Stored data entries:
▬▬▬▬▬▬▬▬▬▬
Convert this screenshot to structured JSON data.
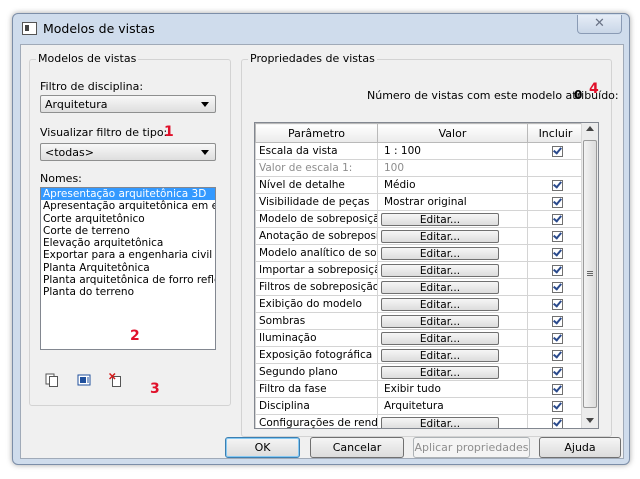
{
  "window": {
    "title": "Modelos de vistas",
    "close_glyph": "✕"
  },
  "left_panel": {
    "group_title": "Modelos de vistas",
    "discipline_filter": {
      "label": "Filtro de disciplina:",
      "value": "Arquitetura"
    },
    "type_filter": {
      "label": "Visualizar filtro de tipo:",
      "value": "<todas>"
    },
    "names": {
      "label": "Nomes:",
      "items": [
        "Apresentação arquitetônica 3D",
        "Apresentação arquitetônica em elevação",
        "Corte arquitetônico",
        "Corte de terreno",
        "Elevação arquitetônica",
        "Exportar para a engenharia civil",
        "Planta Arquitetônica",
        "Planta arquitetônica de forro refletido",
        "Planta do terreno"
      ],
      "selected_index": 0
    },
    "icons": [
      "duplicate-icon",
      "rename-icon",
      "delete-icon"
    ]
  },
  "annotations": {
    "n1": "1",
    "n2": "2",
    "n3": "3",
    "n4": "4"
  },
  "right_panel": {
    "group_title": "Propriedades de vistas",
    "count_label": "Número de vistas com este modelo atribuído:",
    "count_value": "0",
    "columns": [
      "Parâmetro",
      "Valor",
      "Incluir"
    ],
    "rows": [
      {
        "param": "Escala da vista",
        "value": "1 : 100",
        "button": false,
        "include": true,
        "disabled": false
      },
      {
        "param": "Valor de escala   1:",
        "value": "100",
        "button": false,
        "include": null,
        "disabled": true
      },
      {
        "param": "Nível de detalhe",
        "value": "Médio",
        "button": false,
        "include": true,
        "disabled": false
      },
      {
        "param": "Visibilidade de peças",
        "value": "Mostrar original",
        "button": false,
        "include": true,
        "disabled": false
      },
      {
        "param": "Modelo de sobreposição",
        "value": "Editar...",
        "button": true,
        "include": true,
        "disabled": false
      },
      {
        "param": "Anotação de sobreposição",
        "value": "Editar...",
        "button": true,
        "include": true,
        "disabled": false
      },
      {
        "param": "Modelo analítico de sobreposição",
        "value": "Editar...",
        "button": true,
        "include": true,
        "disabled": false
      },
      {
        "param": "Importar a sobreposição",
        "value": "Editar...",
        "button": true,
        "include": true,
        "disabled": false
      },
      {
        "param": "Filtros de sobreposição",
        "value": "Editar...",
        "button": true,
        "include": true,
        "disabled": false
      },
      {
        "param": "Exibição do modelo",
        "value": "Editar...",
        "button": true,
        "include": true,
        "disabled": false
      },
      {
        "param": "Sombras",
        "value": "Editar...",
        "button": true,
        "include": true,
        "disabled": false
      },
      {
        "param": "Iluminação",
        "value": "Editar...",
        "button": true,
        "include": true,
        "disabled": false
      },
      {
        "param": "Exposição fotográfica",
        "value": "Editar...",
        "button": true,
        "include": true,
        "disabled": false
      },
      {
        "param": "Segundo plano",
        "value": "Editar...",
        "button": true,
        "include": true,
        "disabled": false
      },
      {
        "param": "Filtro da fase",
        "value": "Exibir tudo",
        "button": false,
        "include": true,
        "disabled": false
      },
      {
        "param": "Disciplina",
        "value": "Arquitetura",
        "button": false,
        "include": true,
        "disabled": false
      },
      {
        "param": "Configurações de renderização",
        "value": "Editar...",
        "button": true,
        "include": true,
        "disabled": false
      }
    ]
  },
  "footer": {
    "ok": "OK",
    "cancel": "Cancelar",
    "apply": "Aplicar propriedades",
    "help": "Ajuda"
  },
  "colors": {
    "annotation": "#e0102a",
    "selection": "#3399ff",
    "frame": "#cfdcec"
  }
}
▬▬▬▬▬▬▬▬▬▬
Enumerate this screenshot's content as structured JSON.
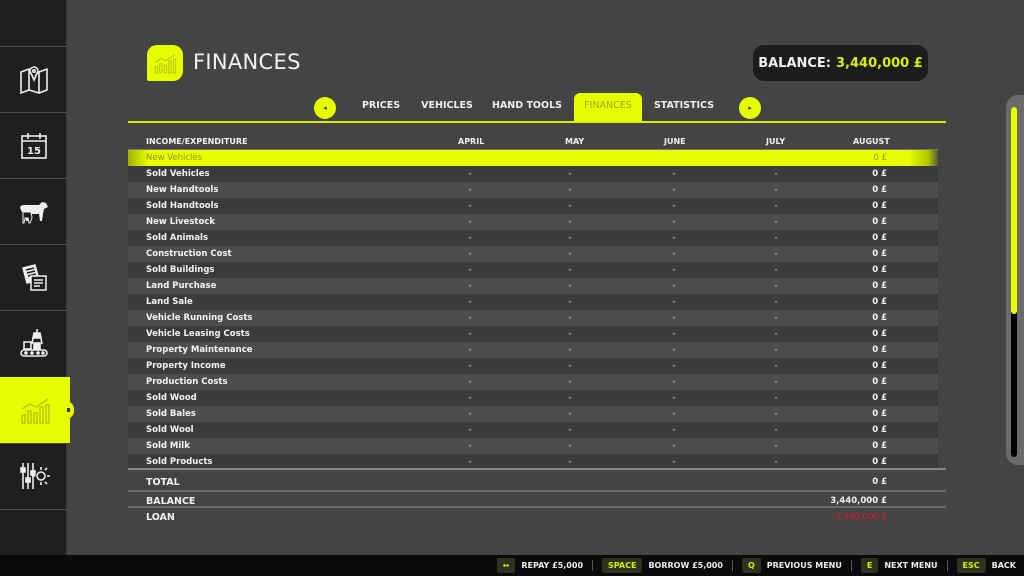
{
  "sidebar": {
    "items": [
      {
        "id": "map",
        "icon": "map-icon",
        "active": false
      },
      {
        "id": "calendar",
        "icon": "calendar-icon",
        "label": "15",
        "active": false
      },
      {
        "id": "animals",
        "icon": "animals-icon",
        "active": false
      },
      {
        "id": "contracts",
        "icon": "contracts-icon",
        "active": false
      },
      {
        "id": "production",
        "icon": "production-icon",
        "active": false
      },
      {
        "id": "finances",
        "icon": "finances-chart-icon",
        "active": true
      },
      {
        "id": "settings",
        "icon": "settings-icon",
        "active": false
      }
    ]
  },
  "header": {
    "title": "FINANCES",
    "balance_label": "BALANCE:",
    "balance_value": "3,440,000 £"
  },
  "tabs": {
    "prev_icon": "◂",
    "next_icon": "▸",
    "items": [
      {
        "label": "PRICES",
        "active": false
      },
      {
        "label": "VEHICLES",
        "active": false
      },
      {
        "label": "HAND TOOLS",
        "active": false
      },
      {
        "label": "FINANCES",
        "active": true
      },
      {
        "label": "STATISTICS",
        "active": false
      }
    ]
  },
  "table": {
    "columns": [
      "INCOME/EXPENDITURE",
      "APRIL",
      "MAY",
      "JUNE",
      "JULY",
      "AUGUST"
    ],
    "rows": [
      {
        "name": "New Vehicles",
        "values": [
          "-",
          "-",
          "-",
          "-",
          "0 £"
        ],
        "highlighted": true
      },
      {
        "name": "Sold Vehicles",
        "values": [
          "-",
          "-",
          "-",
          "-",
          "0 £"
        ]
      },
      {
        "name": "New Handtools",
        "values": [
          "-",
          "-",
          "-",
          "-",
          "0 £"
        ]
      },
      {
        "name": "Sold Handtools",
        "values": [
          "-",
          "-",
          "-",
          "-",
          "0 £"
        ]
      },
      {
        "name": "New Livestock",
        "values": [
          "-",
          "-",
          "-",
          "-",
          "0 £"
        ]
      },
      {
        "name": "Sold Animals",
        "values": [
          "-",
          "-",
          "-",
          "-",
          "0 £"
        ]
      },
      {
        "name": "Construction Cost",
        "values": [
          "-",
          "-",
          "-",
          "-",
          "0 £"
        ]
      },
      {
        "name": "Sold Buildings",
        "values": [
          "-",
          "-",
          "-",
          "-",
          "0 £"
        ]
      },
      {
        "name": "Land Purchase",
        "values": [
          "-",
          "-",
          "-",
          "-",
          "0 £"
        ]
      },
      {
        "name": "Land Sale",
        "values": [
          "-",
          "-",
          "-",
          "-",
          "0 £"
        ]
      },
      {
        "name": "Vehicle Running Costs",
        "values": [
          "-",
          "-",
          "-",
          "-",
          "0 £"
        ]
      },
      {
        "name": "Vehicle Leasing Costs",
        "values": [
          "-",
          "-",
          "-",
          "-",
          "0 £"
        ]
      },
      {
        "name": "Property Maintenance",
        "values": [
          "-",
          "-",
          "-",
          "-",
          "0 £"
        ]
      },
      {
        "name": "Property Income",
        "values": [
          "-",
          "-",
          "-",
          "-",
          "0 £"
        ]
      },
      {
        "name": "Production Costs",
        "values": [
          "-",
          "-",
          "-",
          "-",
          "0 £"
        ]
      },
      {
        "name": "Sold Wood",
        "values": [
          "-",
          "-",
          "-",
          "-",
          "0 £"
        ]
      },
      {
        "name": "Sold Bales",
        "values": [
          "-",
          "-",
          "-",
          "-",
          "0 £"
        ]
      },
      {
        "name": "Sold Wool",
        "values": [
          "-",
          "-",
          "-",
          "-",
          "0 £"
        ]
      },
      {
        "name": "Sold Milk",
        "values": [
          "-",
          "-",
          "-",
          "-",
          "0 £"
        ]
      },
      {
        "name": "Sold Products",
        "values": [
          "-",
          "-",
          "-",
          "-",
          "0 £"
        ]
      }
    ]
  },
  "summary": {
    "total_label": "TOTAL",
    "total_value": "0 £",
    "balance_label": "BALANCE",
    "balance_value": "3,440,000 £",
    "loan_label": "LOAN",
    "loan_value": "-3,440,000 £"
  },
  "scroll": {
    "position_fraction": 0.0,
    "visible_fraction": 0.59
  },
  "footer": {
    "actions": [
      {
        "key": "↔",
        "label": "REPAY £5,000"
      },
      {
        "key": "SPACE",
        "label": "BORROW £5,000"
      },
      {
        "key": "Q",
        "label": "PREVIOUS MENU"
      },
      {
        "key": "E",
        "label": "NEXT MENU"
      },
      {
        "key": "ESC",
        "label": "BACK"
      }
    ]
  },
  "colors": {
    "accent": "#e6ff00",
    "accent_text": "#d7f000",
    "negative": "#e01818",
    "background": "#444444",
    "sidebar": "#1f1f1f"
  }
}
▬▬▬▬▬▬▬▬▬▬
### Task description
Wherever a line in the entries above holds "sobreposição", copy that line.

### Answer section
        "param": "Modelo de sobreposição",
        "param": "Anotação de sobreposição",
        "param": "Modelo analítico de sobreposição",
        "param": "Importar a sobreposição",
        "param": "Filtros de sobreposição",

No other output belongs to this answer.